** Opening Input data block **
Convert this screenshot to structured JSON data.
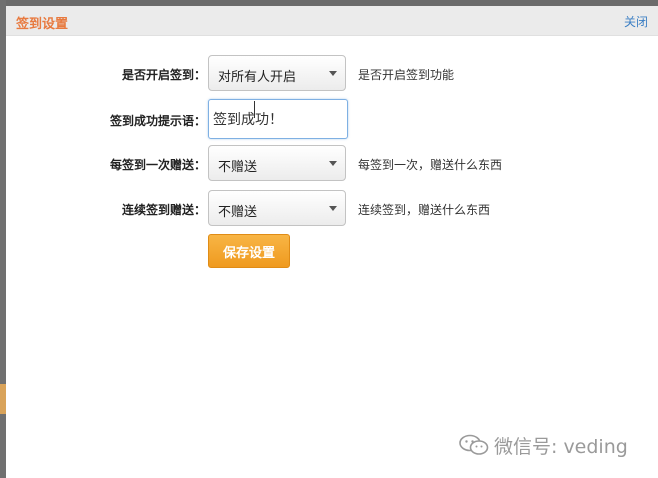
{
  "dialog": {
    "title": "签到设置",
    "close_label": "关闭"
  },
  "form": {
    "enable": {
      "label": "是否开启签到：",
      "value": "对所有人开启",
      "hint": "是否开启签到功能"
    },
    "success_message": {
      "label": "签到成功提示语：",
      "value": "签到成功！"
    },
    "per_checkin_gift": {
      "label": "每签到一次赠送：",
      "value": "不赠送",
      "hint": "每签到一次，赠送什么东西"
    },
    "streak_gift": {
      "label": "连续签到赠送：",
      "value": "不赠送",
      "hint": "连续签到，赠送什么东西"
    },
    "save_label": "保存设置"
  },
  "watermark": {
    "text": "微信号: veding",
    "icon": "wechat-icon"
  },
  "colors": {
    "title": "#e87a3f",
    "link": "#3c7fc4",
    "button": "#f0a02a"
  }
}
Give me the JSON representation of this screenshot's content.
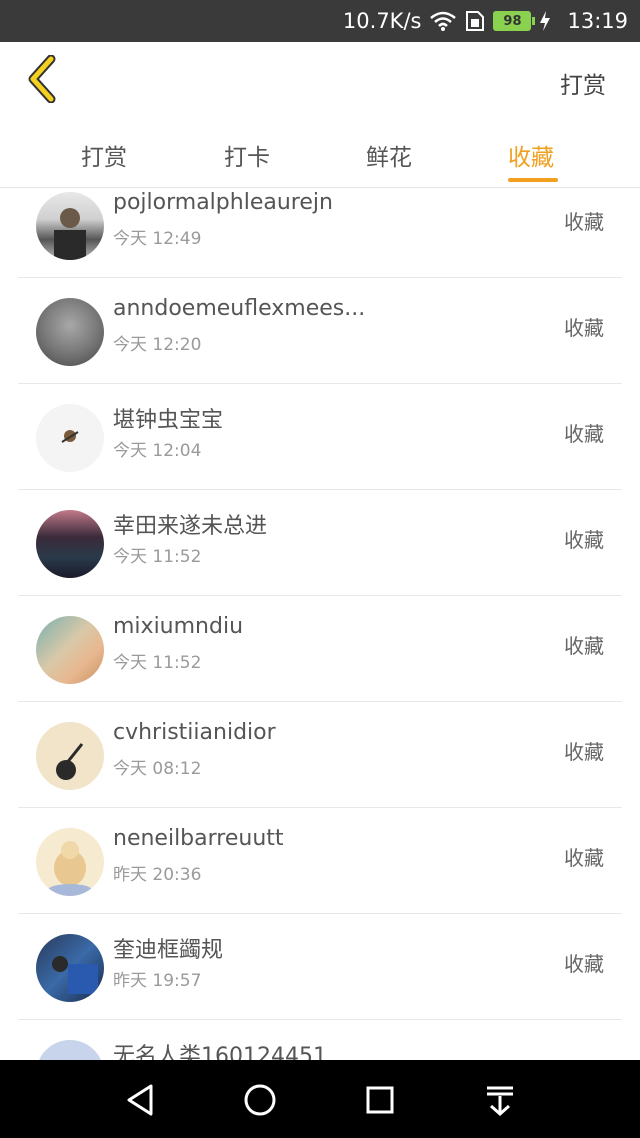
{
  "status_bar": {
    "network_speed": "10.7K/s",
    "battery_level": "98",
    "time": "13:19",
    "icons": [
      "wifi-icon",
      "sim-icon",
      "battery-icon",
      "charging-icon"
    ]
  },
  "header": {
    "back_icon": "chevron-left-icon",
    "action_label": "打赏"
  },
  "tabs": [
    {
      "label": "打赏",
      "active": false
    },
    {
      "label": "打卡",
      "active": false
    },
    {
      "label": "鲜花",
      "active": false
    },
    {
      "label": "收藏",
      "active": true
    }
  ],
  "accent_color": "#f0a01e",
  "list": {
    "items": [
      {
        "name": "pojlormalphleaurejn",
        "time": "今天 12:49",
        "action": "收藏"
      },
      {
        "name": "anndoemeuflexmees...",
        "time": "今天 12:20",
        "action": "收藏"
      },
      {
        "name": "堪钟虫宝宝",
        "time": "今天 12:04",
        "action": "收藏"
      },
      {
        "name": "幸田来遂未总进",
        "time": "今天 11:52",
        "action": "收藏"
      },
      {
        "name": "mixiumndiu",
        "time": "今天 11:52",
        "action": "收藏"
      },
      {
        "name": "cvhristiianidior",
        "time": "今天 08:12",
        "action": "收藏"
      },
      {
        "name": "neneilbarreuutt",
        "time": "昨天 20:36",
        "action": "收藏"
      },
      {
        "name": "奎迪框蠲规",
        "time": "昨天 19:57",
        "action": "收藏"
      },
      {
        "name": "无名人类160124451",
        "time": "",
        "action": ""
      }
    ]
  },
  "nav_bar": {
    "icons": [
      "back-triangle-icon",
      "home-circle-icon",
      "recents-square-icon",
      "notification-pull-icon"
    ]
  }
}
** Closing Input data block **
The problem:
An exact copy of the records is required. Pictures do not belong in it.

Solution to this task:
Convert this screenshot to structured JSON data.
{
  "dialog": {
    "title": "签到设置",
    "close_label": "关闭"
  },
  "form": {
    "enable": {
      "label": "是否开启签到：",
      "value": "对所有人开启",
      "hint": "是否开启签到功能"
    },
    "success_message": {
      "label": "签到成功提示语：",
      "value": "签到成功！"
    },
    "per_checkin_gift": {
      "label": "每签到一次赠送：",
      "value": "不赠送",
      "hint": "每签到一次，赠送什么东西"
    },
    "streak_gift": {
      "label": "连续签到赠送：",
      "value": "不赠送",
      "hint": "连续签到，赠送什么东西"
    },
    "save_label": "保存设置"
  },
  "watermark": {
    "text": "微信号: veding",
    "icon": "wechat-icon"
  },
  "colors": {
    "title": "#e87a3f",
    "link": "#3c7fc4",
    "button": "#f0a02a"
  }
}
Give me the JSON representation of this screenshot's content.
{
  "status_bar": {
    "network_speed": "10.7K/s",
    "battery_level": "98",
    "time": "13:19",
    "icons": [
      "wifi-icon",
      "sim-icon",
      "battery-icon",
      "charging-icon"
    ]
  },
  "header": {
    "back_icon": "chevron-left-icon",
    "action_label": "打赏"
  },
  "tabs": [
    {
      "label": "打赏",
      "active": false
    },
    {
      "label": "打卡",
      "active": false
    },
    {
      "label": "鲜花",
      "active": false
    },
    {
      "label": "收藏",
      "active": true
    }
  ],
  "accent_color": "#f0a01e",
  "list": {
    "items": [
      {
        "name": "pojlormalphleaurejn",
        "time": "今天 12:49",
        "action": "收藏"
      },
      {
        "name": "anndoemeuflexmees...",
        "time": "今天 12:20",
        "action": "收藏"
      },
      {
        "name": "堪钟虫宝宝",
        "time": "今天 12:04",
        "action": "收藏"
      },
      {
        "name": "幸田来遂未总进",
        "time": "今天 11:52",
        "action": "收藏"
      },
      {
        "name": "mixiumndiu",
        "time": "今天 11:52",
        "action": "收藏"
      },
      {
        "name": "cvhristiianidior",
        "time": "今天 08:12",
        "action": "收藏"
      },
      {
        "name": "neneilbarreuutt",
        "time": "昨天 20:36",
        "action": "收藏"
      },
      {
        "name": "奎迪框蠲规",
        "time": "昨天 19:57",
        "action": "收藏"
      },
      {
        "name": "无名人类160124451",
        "time": "",
        "action": ""
      }
    ]
  },
  "nav_bar": {
    "icons": [
      "back-triangle-icon",
      "home-circle-icon",
      "recents-square-icon",
      "notification-pull-icon"
    ]
  }
}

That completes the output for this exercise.